"It was truly a military takeover, there was no movement visible unless that movement was checked and allowed by the army".

Mugabe said he felt betrayed by his long-time confidante, a man "whom I had nurtured and brought into government and whose life I worked so hard in prison to save as he was threatened with hanging".

Mugabe had fired Mnangagwa two weeks earlier on allegations the then Vice President has been plotting against him.

The former first lady had cultivated her own factional support base within ZANU-PF known as "G-40" that was seen as hostile to the security establishment - Mnangagwa in particular.

Robert Mugabe has described his departure from office in November as a "coup d'etat" in his first TV interview since he was deposed.

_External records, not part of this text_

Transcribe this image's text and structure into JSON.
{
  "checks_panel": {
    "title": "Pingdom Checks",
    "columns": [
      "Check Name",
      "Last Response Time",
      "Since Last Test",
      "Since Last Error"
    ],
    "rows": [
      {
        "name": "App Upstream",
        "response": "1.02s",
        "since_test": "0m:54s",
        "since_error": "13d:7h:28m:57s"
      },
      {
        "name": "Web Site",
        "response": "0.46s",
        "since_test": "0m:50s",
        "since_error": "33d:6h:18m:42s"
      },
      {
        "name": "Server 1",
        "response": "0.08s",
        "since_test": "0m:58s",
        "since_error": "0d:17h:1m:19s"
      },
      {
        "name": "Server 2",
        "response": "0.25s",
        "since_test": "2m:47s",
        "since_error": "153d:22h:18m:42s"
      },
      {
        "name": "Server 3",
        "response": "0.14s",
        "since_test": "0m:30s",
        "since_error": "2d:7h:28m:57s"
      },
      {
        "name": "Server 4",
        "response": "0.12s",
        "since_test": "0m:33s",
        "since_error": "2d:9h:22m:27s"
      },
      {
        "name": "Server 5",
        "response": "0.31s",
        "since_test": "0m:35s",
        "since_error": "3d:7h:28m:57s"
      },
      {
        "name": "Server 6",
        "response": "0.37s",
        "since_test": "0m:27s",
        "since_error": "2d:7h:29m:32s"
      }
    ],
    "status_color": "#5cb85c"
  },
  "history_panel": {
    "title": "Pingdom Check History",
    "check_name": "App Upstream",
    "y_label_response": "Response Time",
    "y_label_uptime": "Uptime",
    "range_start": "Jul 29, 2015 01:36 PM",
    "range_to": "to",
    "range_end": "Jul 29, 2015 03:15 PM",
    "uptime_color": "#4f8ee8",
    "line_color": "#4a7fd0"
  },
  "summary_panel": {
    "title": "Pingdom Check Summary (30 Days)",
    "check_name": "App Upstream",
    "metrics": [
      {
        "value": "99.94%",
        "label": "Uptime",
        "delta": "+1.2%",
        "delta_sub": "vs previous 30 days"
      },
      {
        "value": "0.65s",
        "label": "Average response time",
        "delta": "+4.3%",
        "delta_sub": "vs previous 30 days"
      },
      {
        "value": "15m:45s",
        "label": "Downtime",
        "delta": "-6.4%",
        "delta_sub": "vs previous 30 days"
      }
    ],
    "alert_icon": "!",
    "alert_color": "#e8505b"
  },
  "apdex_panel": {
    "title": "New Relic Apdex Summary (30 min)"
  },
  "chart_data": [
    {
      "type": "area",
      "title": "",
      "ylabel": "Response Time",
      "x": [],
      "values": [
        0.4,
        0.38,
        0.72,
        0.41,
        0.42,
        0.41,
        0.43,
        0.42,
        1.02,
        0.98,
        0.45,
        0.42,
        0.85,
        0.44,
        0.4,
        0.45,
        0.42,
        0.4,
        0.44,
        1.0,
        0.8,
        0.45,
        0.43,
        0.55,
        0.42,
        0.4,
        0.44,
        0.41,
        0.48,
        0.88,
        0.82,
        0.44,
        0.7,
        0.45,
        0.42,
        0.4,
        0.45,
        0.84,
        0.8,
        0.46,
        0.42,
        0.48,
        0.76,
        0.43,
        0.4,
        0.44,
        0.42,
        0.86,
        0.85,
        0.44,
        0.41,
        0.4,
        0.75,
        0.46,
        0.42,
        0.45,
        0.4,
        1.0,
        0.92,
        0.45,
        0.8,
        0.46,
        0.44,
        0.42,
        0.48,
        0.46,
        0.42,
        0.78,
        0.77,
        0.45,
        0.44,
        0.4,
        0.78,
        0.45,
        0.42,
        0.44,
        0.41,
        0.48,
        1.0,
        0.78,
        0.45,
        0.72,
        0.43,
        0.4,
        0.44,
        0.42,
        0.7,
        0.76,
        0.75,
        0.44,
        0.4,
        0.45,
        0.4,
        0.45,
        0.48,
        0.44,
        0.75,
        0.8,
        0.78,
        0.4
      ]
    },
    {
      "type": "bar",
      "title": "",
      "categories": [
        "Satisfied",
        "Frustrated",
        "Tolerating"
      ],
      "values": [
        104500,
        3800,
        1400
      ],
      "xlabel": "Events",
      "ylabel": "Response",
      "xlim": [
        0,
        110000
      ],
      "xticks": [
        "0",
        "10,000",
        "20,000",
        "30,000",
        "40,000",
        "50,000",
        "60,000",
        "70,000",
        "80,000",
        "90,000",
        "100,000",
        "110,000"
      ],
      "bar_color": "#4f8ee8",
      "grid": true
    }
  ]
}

Evan Mawarire, a pastor who became the face of anti-Mugabe demonstrations a year ago, tweeted that Mugabe "destroyed our lives".